- Select conveyor belts and joint materials that are resistant to the specific chemicals present in your environment.
Proper Handling and Storage:
- Follow strict safety protocols for handling and storing chemicals near conveyor systems to prevent accidental exposure.
Emergency Response Plans:
- Develop emergency response plans in case of chemical spills or accidents near the conveyor system to minimize damage and protect workers.
h. Installation Best Practices:
Professional Installation Services:
- Hire experienced professionals for the installation of conveyor belts and joints, ensuring proper bonding, fastening, or overlapping.
Alignment and Tracking:
- Implement alignment and tracking systems to maintain belt alignment and prevent stress on joints.
Quality Assurance Checks:
- Conduct quality assurance checks during and after installation to verify that joints meet manufacturer specifications.
Real-world examples of conveyor belt joint failures and the subsequent actions taken can provide valuable insights into preventive measures and maintenance practices. Here are a few case studies:
Case Study 1: Abrasion and Wear
- An aggregate processing plant experienced frequent joint failures due to abrasive materials. After switching to wear-resistant belts and implementing regular inspections, joint failures decreased significantly.
Case Study 2: Excessive Tension
- A logistics company faced recurring joint failures caused by over-tensioning.
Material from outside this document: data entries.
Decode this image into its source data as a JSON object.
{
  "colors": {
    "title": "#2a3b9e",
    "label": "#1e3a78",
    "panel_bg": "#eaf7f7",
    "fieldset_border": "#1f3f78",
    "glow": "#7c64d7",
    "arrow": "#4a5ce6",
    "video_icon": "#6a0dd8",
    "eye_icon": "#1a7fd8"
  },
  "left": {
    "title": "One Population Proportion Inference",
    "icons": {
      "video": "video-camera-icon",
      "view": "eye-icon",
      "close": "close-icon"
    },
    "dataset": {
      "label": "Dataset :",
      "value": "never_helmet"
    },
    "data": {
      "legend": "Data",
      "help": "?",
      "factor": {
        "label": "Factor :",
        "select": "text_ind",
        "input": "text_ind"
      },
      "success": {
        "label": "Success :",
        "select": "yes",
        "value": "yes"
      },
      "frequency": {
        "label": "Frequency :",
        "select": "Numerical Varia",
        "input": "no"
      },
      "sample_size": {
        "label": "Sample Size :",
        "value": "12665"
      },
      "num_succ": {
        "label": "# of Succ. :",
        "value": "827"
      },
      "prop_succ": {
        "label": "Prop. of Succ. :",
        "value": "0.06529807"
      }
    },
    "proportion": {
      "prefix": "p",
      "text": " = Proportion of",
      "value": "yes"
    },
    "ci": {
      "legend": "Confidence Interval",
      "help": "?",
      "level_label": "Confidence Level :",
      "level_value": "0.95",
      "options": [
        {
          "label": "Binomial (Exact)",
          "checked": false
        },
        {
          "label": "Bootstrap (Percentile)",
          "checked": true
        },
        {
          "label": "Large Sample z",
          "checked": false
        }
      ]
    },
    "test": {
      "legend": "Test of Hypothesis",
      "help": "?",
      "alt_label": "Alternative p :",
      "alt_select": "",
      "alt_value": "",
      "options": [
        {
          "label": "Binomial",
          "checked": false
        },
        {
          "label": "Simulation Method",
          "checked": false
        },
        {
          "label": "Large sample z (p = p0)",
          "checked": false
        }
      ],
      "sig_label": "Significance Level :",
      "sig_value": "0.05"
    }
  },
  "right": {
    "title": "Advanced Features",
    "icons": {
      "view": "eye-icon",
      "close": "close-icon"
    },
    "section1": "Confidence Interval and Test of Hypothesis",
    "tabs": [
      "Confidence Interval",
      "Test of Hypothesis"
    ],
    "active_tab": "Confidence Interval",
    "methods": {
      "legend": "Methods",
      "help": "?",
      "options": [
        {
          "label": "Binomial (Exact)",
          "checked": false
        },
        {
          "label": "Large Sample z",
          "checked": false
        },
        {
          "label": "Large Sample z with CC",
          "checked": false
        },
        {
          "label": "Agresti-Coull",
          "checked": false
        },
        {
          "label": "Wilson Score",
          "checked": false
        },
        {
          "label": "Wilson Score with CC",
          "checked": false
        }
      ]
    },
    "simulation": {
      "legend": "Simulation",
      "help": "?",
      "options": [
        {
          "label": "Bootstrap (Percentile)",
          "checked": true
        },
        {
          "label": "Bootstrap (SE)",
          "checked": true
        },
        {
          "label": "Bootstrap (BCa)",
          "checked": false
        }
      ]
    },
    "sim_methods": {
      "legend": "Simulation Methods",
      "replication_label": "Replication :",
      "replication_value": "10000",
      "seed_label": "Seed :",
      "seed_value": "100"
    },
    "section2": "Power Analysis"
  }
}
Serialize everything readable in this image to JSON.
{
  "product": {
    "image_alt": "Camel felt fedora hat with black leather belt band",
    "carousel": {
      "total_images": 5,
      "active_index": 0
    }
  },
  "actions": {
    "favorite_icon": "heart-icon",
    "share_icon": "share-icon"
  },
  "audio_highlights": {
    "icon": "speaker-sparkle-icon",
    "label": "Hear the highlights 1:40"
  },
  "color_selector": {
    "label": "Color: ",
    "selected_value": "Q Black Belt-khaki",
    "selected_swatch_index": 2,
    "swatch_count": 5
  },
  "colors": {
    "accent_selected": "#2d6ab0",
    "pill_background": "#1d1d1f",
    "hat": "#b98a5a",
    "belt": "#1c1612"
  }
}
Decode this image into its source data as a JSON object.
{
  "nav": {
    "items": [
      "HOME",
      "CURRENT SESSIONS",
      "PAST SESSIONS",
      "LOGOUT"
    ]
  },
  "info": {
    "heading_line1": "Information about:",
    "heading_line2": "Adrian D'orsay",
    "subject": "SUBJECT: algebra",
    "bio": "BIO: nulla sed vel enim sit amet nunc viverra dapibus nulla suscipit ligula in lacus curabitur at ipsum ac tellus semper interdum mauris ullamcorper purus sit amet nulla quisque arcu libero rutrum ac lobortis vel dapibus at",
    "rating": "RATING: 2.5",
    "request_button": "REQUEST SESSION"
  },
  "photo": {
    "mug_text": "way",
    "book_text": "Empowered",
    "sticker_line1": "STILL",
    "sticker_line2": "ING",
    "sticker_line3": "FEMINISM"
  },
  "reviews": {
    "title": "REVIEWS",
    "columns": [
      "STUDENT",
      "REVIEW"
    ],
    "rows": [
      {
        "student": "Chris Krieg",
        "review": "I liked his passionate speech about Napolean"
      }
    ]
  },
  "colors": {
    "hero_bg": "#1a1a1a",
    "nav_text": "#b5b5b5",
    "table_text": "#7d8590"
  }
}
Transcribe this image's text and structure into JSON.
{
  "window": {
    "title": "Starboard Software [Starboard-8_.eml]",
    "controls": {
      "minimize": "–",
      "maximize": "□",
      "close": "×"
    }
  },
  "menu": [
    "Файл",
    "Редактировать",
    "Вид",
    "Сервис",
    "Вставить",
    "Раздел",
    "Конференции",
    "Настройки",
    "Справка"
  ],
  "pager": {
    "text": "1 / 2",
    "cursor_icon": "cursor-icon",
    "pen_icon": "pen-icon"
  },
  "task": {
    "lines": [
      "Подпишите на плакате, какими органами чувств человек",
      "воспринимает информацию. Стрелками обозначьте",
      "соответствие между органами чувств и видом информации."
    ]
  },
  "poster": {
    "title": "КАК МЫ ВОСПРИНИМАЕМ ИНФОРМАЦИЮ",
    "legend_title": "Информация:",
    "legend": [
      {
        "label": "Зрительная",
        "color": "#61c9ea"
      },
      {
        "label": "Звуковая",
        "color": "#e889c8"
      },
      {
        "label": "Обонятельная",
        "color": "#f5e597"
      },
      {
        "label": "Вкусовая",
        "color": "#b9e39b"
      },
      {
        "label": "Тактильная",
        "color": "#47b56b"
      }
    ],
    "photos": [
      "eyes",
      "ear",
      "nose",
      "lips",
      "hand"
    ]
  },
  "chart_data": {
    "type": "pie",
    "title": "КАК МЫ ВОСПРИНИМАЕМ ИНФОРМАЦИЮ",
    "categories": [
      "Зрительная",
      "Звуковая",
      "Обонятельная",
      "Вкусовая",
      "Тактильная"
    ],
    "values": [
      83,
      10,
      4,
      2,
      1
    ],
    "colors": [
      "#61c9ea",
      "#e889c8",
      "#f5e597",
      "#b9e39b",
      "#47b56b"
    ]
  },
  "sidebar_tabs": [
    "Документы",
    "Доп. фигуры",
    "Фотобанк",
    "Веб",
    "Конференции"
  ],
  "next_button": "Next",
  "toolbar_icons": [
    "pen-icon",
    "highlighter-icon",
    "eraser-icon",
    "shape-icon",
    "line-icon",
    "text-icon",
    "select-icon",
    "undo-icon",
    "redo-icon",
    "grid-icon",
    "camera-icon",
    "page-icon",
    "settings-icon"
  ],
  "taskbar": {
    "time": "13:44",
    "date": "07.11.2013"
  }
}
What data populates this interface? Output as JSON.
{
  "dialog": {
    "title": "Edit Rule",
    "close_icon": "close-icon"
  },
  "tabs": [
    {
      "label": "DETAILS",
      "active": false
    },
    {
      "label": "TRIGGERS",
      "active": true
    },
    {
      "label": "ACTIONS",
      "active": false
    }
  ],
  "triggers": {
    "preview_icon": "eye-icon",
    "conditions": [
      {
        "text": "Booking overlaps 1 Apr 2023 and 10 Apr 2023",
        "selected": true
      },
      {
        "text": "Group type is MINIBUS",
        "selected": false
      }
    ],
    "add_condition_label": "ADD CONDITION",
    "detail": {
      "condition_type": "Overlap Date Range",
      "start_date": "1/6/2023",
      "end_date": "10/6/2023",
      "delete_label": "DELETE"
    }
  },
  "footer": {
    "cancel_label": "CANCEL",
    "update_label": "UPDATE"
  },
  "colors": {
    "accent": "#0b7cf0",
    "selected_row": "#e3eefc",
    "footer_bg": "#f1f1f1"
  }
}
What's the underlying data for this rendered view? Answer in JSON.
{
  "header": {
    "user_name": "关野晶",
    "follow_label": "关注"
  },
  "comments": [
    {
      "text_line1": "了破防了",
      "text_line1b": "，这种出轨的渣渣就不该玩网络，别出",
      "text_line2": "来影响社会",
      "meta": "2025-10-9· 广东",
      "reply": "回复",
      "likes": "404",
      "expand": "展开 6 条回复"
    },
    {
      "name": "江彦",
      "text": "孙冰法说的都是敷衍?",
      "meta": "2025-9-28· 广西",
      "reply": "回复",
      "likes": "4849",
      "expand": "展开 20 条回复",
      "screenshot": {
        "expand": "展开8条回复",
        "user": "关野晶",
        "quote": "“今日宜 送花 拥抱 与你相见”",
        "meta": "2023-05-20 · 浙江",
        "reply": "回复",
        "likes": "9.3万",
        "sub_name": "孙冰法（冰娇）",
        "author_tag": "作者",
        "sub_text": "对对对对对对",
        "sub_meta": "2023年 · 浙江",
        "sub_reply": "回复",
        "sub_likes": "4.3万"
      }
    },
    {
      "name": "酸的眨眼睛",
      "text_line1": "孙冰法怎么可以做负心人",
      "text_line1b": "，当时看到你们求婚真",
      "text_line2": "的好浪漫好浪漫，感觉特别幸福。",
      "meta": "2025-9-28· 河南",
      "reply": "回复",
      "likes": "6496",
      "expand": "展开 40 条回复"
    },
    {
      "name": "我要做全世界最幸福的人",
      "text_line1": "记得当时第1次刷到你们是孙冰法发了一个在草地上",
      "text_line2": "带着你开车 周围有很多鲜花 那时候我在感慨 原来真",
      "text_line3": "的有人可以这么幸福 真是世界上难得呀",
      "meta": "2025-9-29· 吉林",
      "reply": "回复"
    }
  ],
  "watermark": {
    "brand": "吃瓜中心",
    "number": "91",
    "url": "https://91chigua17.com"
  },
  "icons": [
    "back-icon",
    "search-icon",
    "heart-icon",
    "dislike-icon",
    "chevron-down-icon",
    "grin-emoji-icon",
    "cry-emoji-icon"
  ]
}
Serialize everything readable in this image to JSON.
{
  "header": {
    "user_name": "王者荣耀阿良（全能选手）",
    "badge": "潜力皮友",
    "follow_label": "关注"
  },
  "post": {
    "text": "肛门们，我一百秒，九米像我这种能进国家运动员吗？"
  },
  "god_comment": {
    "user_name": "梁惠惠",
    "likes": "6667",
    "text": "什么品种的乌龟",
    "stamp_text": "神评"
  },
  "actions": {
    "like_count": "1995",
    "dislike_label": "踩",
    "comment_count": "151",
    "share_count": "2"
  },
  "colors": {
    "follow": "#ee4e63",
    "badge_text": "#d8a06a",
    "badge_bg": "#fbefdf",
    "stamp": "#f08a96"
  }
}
They adopted automatic tensioning systems and trained staff on proper tensioning techniques, resulting in improved conveyor reliability.
Case Study 3: Chemical Exposure
- A chemical manufacturing facility suffered conveyor belt joint failures due to chemical exposure. They replaced belts with chemical-resistant alternatives and established rigorous safety protocols, reducing joint failures and chemical incidents.
Case Study 4: Contaminants and Foreign Objects
- A food processing plant encountered joint failures caused by foreign objects contaminating the belt. They installed metal detectors and improved cleaning procedures, leading to fewer failures and enhanced product safety.
Case Study 5: Temperature Extremes
- A bakery struggled with conveyor belt joint failures in their ovens. They implemented insulated conveyor covers and temperature monitoring systems to maintain joint integrity in high-temperature environments.
Each case study illustrates the importance of identifying the root causes of joint failures and implementing tailored preventive measures to address them effectively.
In the world of industrial automation, conveyor systems are the unsung heroes that keep production lines moving. However, their reliability hinges on the integrity of conveyor jointing belts. Understanding the common causes of joint failures and taking proactive steps to prevent them is essential for businesses to minimize downtime, ensure safety, and protect their bottom line.
This comprehensive guide has explored the various types of conveyor belt joints, the common causes of joint failures, the consequences of these failures, and preventive measures and maintenance practices to enhance conveyor system reliability. By implementing the recommended strategies and learning from real-world case studies, organizations can ensure that their conveyor systems operate seamlessly, contributing to increased efficiency, reduced costs, and enhanced reputation within their respective industries.